## Problem statement
A single number is the answer: how many lines of the entries contain the word "icon"?

## Exercise data
-- Opening Marker --
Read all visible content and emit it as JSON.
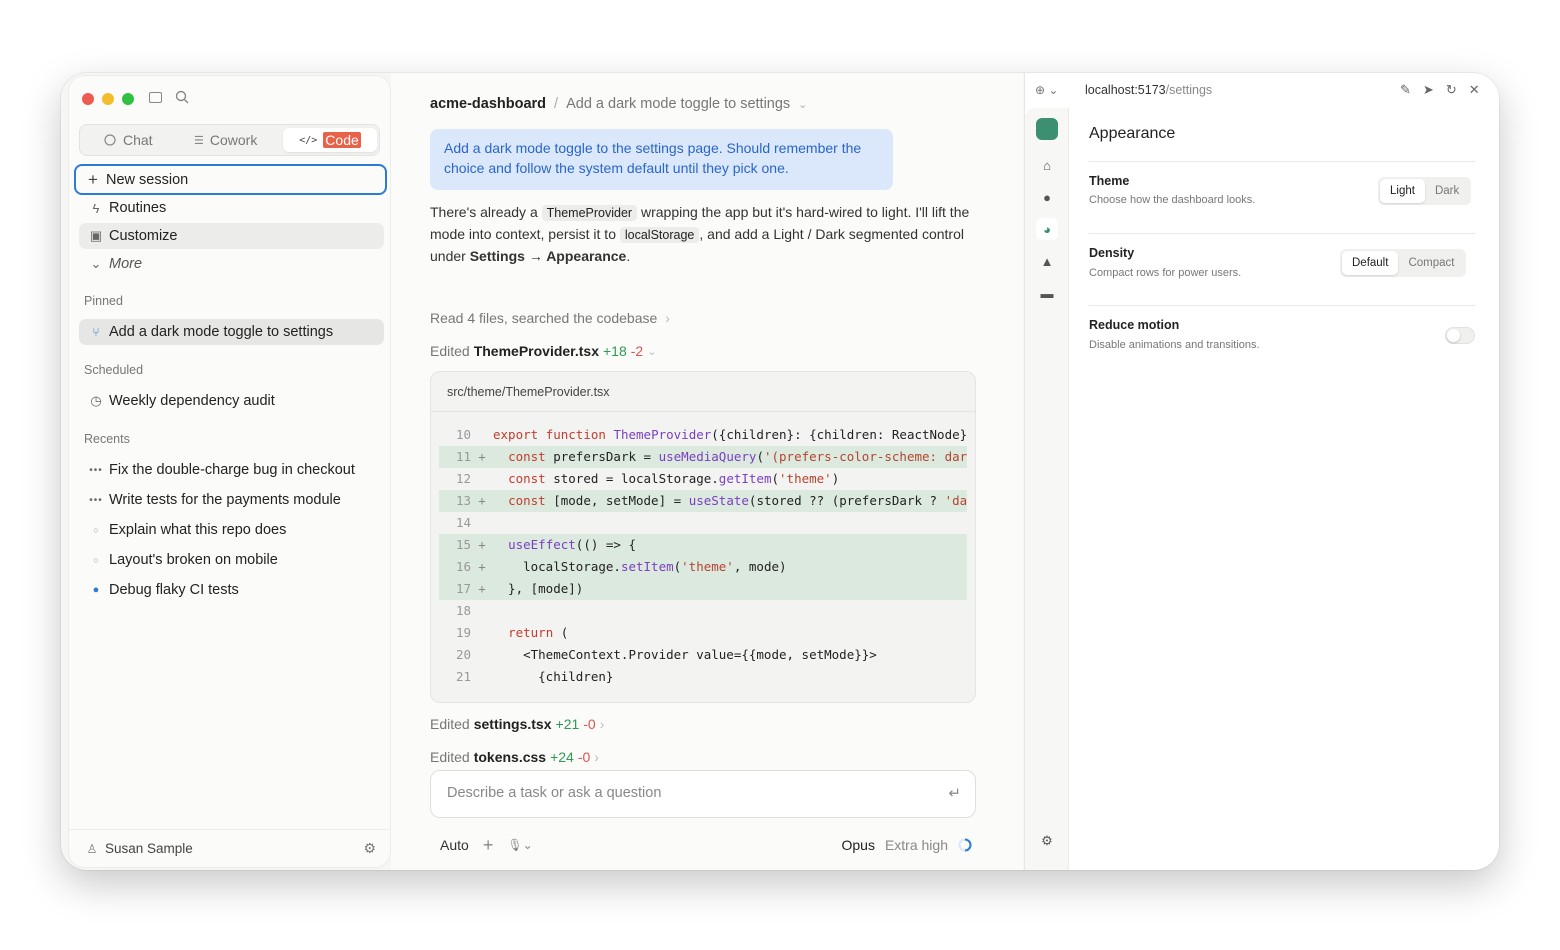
{
  "sidebar": {
    "tabs": [
      {
        "label": "Chat",
        "icon": "chat-icon"
      },
      {
        "label": "Cowork",
        "icon": "list-icon"
      },
      {
        "label": "Code",
        "icon": "code-icon"
      }
    ],
    "active_tab": "Code",
    "actions": [
      {
        "label": "New session",
        "icon": "plus-icon"
      },
      {
        "label": "Routines",
        "icon": "bolt-icon"
      },
      {
        "label": "Customize",
        "icon": "box-icon"
      },
      {
        "label": "More",
        "icon": "chevron-down-icon"
      }
    ],
    "pinned_header": "Pinned",
    "pinned": [
      {
        "label": "Add a dark mode toggle to settings"
      }
    ],
    "scheduled_header": "Scheduled",
    "scheduled": [
      {
        "label": "Weekly dependency audit"
      }
    ],
    "recents_header": "Recents",
    "recents": [
      {
        "label": "Fix the double-charge bug in checkout",
        "status": "running"
      },
      {
        "label": "Write tests for the payments module",
        "status": "running"
      },
      {
        "label": "Explain what this repo does",
        "status": "idle"
      },
      {
        "label": "Layout's broken on mobile",
        "status": "idle"
      },
      {
        "label": "Debug flaky CI tests",
        "status": "active"
      }
    ],
    "user": "Susan Sample"
  },
  "main": {
    "repo": "acme-dashboard",
    "separator": "/",
    "session_title": "Add a dark mode toggle to settings",
    "user_message": "Add a dark mode toggle to the settings page. Should remember the choice and follow the system default until they pick one.",
    "reply": {
      "p1": "There's already a ",
      "chip1": "ThemeProvider",
      "p2": " wrapping the app but it's hard-wired to light. I'll lift the mode into context, persist it to ",
      "chip2": "localStorage",
      "p3": ", and add a Light / Dark segmented control under ",
      "bold": "Settings → Appearance",
      "p4": "."
    },
    "read_summary": "Read 4 files, searched the codebase",
    "edits": [
      {
        "prefix": "Edited",
        "file": "ThemeProvider.tsx",
        "added": "+18",
        "removed": "-2"
      },
      {
        "prefix": "Edited",
        "file": "settings.tsx",
        "added": "+21",
        "removed": "-0"
      },
      {
        "prefix": "Edited",
        "file": "tokens.css",
        "added": "+24",
        "removed": "-0"
      }
    ],
    "code_path": "src/theme/ThemeProvider.tsx",
    "code_lines": [
      {
        "n": "10",
        "mark": "",
        "added": false,
        "text": "export function ThemeProvider({children}: {children: ReactNode}) {"
      },
      {
        "n": "11",
        "mark": "+",
        "added": true,
        "text": "  const prefersDark = useMediaQuery('(prefers-color-scheme: dark)')"
      },
      {
        "n": "12",
        "mark": "",
        "added": false,
        "text": "  const stored = localStorage.getItem('theme')"
      },
      {
        "n": "13",
        "mark": "+",
        "added": true,
        "text": "  const [mode, setMode] = useState(stored ?? (prefersDark ? 'dark' : 'light'))"
      },
      {
        "n": "14",
        "mark": "",
        "added": false,
        "text": ""
      },
      {
        "n": "15",
        "mark": "+",
        "added": true,
        "text": "  useEffect(() => {"
      },
      {
        "n": "16",
        "mark": "+",
        "added": true,
        "text": "    localStorage.setItem('theme', mode)"
      },
      {
        "n": "17",
        "mark": "+",
        "added": true,
        "text": "  }, [mode])"
      },
      {
        "n": "18",
        "mark": "",
        "added": false,
        "text": ""
      },
      {
        "n": "19",
        "mark": "",
        "added": false,
        "text": "  return ("
      },
      {
        "n": "20",
        "mark": "",
        "added": false,
        "text": "    <ThemeContext.Provider value={{mode, setMode}}>"
      },
      {
        "n": "21",
        "mark": "",
        "added": false,
        "text": "      {children}"
      }
    ],
    "input_placeholder": "Describe a task or ask a question",
    "mode": "Auto",
    "model": "Opus",
    "effort": "Extra high"
  },
  "preview": {
    "url_host": "localhost:5173",
    "url_path": "/settings",
    "page_title": "Appearance",
    "settings": [
      {
        "label": "Theme",
        "desc": "Choose how the dashboard looks.",
        "options": [
          "Light",
          "Dark"
        ],
        "selected": "Light"
      },
      {
        "label": "Density",
        "desc": "Compact rows for power users.",
        "options": [
          "Default",
          "Compact"
        ],
        "selected": "Default"
      },
      {
        "label": "Reduce motion",
        "desc": "Disable animations and transitions.",
        "toggle": false
      }
    ],
    "accent_color": "#3d8f72"
  },
  "colors": {
    "close": "#ee5b53",
    "minimize": "#f5bd2e",
    "maximize": "#30c142",
    "link_blue": "#2e7bd6",
    "code_orange": "#e8624a"
  }
}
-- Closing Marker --
## Completed exercise
7